Element data from apps and pages
-=-=-
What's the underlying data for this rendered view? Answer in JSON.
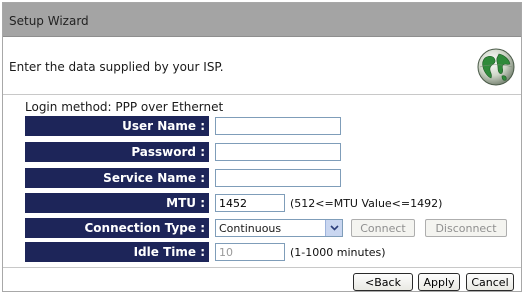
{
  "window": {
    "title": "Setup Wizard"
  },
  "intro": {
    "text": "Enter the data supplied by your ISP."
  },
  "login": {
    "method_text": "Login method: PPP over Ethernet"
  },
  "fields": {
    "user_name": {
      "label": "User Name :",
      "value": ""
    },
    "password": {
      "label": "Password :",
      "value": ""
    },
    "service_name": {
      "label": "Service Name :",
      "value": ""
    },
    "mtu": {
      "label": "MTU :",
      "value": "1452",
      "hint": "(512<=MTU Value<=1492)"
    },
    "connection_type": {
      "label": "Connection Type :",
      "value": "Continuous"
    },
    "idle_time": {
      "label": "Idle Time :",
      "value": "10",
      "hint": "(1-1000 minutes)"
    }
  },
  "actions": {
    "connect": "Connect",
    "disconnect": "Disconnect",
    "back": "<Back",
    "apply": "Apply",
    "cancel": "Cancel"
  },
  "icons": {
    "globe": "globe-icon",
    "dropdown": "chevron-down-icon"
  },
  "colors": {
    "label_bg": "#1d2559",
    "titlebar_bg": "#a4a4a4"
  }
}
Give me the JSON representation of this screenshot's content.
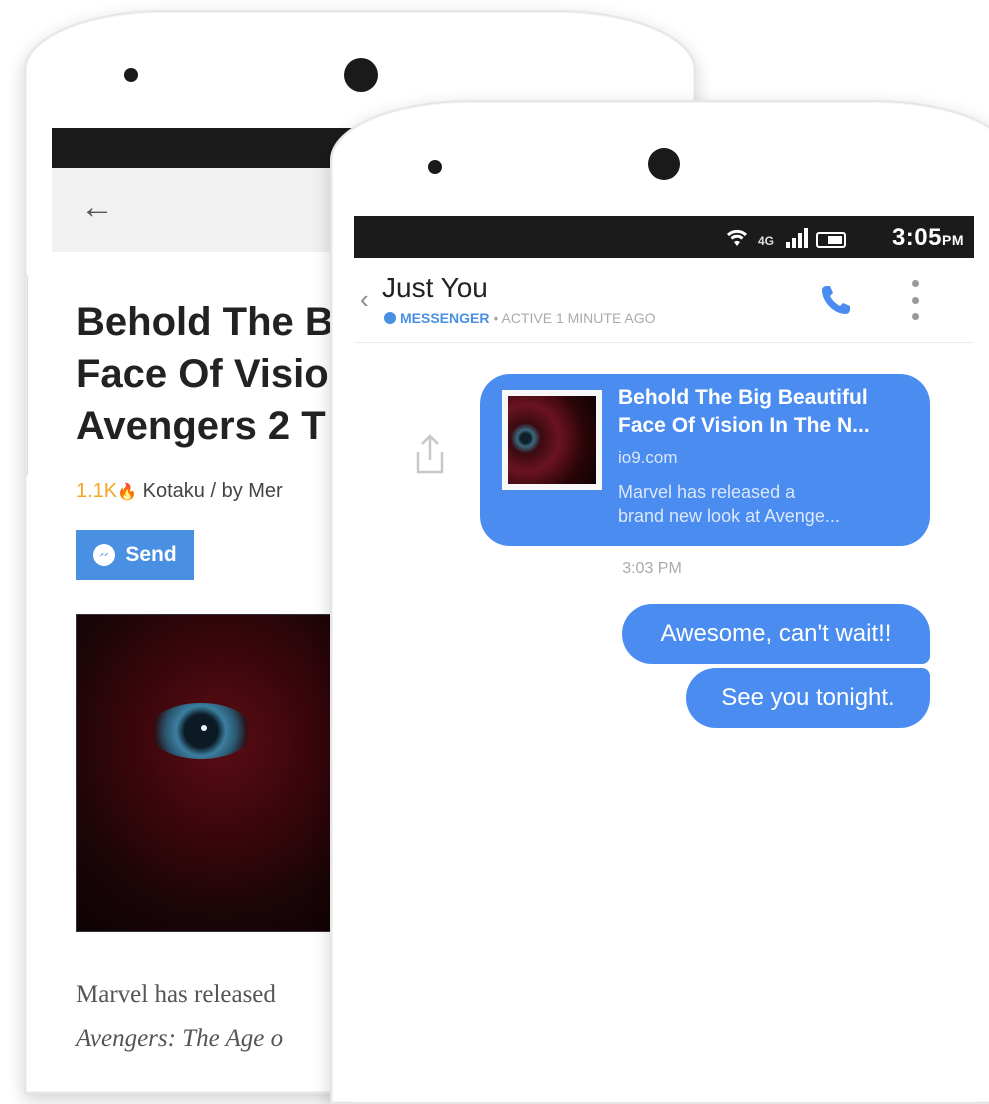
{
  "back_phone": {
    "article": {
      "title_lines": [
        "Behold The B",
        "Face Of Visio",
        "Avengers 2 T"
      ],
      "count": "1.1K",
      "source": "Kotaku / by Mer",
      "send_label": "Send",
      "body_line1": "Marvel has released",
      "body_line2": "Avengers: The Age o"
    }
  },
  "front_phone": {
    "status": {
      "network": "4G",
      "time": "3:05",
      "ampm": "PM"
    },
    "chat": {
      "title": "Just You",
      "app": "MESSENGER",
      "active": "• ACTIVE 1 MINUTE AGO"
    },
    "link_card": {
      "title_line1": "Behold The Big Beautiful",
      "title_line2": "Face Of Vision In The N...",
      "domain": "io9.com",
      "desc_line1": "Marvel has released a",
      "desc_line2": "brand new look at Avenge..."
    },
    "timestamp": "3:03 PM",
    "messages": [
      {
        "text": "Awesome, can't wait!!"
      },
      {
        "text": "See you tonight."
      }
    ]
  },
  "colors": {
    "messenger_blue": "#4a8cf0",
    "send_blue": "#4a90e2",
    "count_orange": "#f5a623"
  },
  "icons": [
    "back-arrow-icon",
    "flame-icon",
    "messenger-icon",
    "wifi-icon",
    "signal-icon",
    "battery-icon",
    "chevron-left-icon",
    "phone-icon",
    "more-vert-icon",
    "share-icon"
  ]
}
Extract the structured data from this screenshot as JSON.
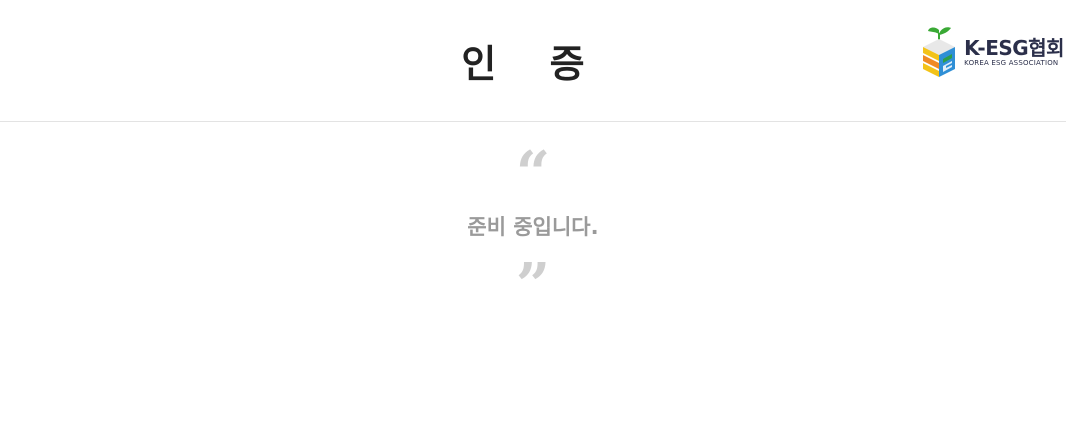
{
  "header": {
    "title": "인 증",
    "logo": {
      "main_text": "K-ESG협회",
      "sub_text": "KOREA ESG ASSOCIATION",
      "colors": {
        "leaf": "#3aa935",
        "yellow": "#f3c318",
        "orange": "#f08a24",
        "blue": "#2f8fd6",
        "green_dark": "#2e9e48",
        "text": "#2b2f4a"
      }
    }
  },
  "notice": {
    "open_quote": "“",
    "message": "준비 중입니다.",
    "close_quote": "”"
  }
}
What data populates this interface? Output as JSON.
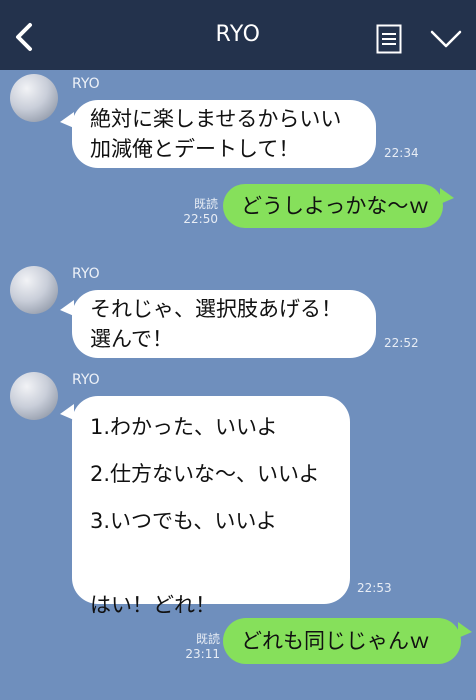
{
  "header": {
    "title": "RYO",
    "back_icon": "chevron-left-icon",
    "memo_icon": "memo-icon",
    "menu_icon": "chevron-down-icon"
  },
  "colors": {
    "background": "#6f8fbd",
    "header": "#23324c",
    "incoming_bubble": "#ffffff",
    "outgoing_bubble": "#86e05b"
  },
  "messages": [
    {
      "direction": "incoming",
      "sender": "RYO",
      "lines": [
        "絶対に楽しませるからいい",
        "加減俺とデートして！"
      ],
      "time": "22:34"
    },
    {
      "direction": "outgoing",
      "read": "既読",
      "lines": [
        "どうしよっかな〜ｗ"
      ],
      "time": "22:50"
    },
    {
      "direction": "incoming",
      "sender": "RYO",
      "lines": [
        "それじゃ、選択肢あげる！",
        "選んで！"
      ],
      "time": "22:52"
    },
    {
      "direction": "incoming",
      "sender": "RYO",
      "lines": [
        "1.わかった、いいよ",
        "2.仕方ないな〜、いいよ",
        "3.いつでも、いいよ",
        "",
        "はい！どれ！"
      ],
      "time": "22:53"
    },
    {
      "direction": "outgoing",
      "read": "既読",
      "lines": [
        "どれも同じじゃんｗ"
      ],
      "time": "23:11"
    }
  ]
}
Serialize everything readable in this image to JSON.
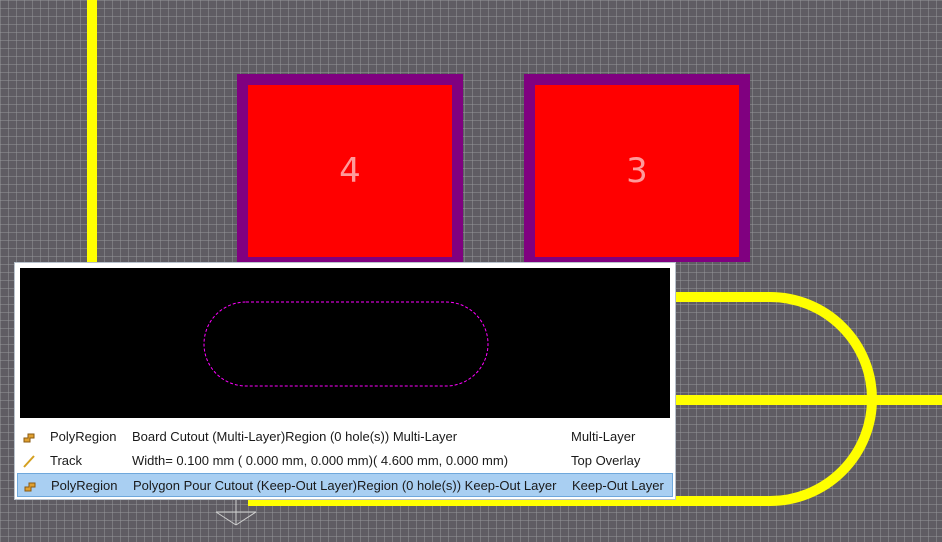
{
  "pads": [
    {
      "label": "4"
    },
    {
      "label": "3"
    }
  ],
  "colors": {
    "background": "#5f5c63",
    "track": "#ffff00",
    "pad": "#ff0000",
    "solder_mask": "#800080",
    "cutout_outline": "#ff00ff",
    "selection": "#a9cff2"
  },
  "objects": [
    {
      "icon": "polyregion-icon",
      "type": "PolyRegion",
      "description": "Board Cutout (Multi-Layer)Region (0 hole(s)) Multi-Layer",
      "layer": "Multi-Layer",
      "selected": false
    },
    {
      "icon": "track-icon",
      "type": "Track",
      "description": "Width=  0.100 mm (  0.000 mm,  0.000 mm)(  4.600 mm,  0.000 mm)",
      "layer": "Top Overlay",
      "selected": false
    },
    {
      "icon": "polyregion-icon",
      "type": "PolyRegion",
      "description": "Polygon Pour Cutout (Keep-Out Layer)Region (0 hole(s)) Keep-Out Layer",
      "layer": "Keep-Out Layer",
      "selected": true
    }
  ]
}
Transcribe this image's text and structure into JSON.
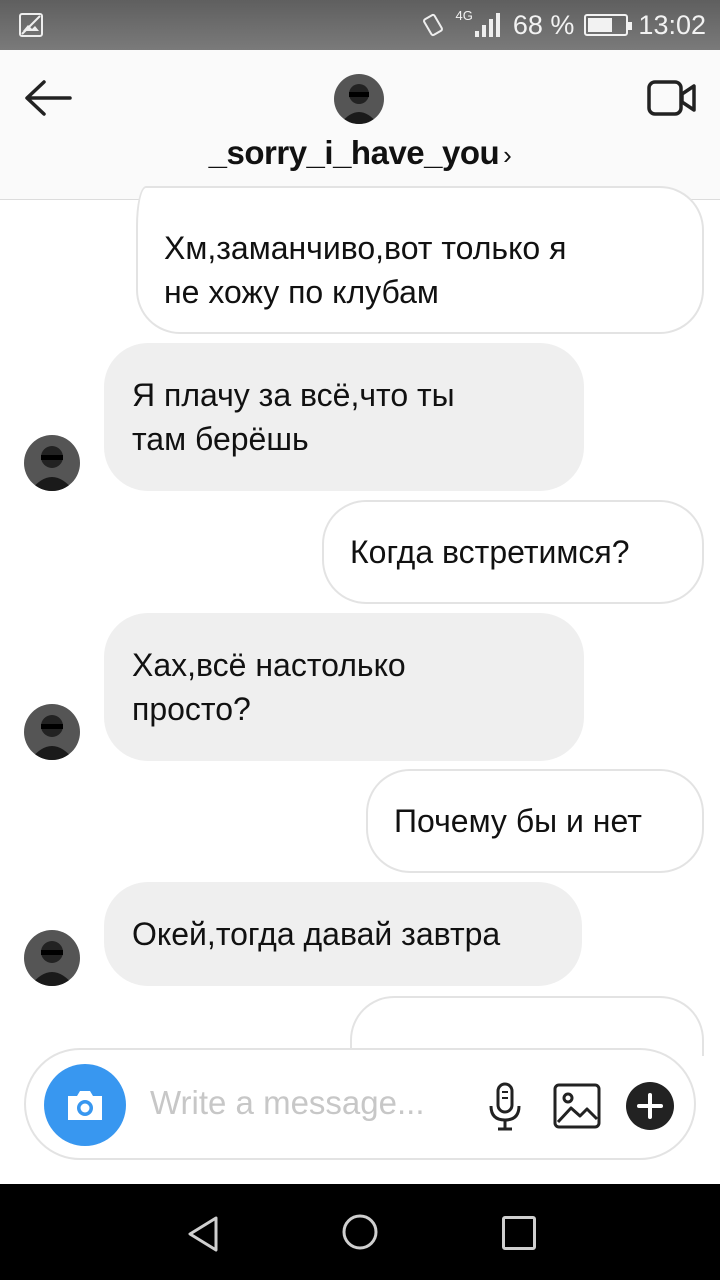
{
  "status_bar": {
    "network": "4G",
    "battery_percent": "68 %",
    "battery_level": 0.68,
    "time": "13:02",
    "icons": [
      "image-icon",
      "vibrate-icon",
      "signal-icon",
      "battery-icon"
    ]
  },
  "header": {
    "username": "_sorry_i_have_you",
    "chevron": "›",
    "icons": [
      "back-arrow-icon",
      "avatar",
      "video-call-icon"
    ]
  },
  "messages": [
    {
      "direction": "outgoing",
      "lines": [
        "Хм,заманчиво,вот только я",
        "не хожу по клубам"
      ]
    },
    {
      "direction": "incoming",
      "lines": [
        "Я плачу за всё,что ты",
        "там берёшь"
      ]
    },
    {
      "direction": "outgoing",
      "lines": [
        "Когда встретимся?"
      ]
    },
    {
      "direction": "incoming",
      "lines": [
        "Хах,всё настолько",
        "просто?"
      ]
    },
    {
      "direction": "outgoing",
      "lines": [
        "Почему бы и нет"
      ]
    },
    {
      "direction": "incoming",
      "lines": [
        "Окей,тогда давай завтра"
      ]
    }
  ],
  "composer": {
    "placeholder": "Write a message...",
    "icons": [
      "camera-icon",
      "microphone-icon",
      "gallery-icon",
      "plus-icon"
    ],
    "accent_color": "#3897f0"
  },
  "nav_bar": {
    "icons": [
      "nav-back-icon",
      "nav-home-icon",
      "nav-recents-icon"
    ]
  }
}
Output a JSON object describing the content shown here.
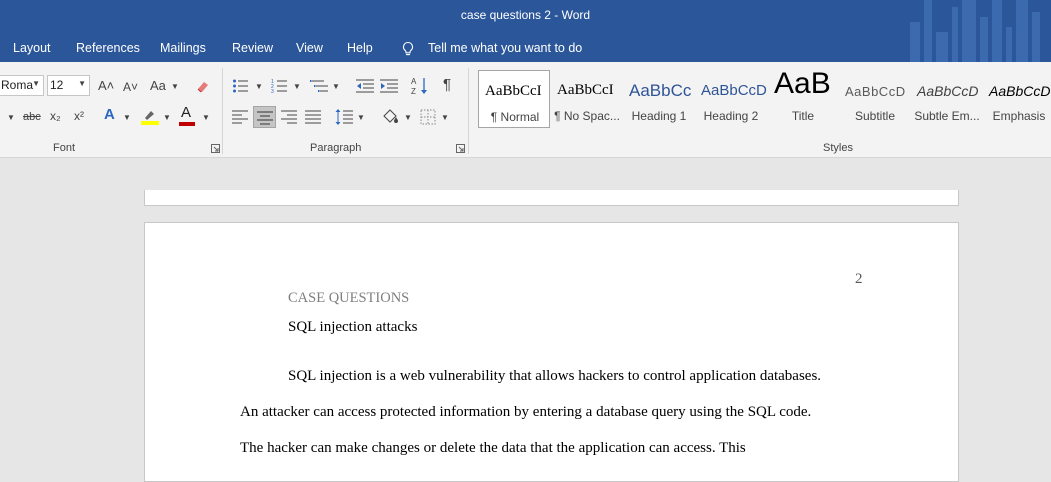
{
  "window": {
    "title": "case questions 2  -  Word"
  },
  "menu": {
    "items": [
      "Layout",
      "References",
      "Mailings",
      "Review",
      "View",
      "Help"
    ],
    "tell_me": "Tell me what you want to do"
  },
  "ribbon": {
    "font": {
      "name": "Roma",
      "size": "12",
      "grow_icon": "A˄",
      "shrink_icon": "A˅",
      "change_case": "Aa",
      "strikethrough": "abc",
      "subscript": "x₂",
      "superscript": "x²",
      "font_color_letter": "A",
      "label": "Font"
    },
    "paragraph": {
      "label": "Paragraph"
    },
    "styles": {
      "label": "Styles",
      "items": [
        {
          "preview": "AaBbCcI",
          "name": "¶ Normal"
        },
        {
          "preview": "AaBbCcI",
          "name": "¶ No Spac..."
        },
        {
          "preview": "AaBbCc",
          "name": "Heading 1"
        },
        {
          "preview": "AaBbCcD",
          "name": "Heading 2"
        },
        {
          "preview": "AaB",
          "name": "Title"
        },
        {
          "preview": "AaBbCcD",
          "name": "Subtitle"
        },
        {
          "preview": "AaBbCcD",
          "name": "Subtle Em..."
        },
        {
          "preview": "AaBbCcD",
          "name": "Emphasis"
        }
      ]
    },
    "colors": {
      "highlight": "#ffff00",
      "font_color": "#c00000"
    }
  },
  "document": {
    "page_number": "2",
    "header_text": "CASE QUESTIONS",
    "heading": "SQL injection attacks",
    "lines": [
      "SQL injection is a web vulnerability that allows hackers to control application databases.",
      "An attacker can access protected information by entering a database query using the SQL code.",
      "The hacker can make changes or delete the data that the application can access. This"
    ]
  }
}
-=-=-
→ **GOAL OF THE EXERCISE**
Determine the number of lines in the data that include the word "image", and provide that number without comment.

→ **SOLUTION**
3